Example 1: Some milk fell into the chulent and the Rabbi employed batel b'shishim and now the chulent is mutar b'deved.

Example 2: If a caterer was preparing food for a wedding and there was a mess up ,and he asked a Rabbi who permitted the food because it is a case of hefsed m'rubah(great loss) and now the food is allowed b'deved.

In these cases does the baal habais have to inform his guest(s) that the food is in a b'deved state?

  • 1
    re case 1, i believe the Maharshal maintains that not relying on bitul qualifies as quasi-heretical (daas minus). – Loewian Oct 28 '19 at 14:37
  • Doesn't it come down to "who's the Rabbi"? Because not all people keep the same strictness, for some the food is allowed and for some that might be a real Issur. – Al Berko Oct 28 '19 at 14:42
  • Why do you insist that the food is only permissible b'deved (or B'Di'eved)? It's perfectly Kosher food. – Danny Schoemann Oct 28 '19 at 14:55

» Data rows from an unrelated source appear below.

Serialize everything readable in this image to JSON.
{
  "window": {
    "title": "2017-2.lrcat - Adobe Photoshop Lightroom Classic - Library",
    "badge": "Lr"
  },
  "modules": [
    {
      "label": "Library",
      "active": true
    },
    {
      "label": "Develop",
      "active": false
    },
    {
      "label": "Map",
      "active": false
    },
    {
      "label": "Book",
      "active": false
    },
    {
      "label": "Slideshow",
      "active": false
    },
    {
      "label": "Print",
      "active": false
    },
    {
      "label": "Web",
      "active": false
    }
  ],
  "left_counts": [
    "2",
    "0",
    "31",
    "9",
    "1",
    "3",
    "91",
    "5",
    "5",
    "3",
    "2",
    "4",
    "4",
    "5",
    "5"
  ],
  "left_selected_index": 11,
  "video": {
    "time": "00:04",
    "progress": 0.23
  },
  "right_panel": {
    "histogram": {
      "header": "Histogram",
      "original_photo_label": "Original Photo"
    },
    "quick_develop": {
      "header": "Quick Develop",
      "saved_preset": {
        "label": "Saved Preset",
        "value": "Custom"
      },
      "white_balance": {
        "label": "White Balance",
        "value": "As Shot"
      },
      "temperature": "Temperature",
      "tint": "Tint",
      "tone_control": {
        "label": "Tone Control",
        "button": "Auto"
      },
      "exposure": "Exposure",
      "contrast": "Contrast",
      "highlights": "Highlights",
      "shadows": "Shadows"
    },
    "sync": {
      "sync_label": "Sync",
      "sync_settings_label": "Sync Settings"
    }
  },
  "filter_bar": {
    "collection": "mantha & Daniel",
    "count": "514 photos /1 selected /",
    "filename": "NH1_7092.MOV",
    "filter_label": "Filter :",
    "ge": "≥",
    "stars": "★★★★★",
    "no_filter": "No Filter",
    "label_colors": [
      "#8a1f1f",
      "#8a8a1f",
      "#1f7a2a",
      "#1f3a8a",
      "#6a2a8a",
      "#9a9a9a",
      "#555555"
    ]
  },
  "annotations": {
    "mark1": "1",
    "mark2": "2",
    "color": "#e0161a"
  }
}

You must log in to answer this question.

Browse other questions tagged .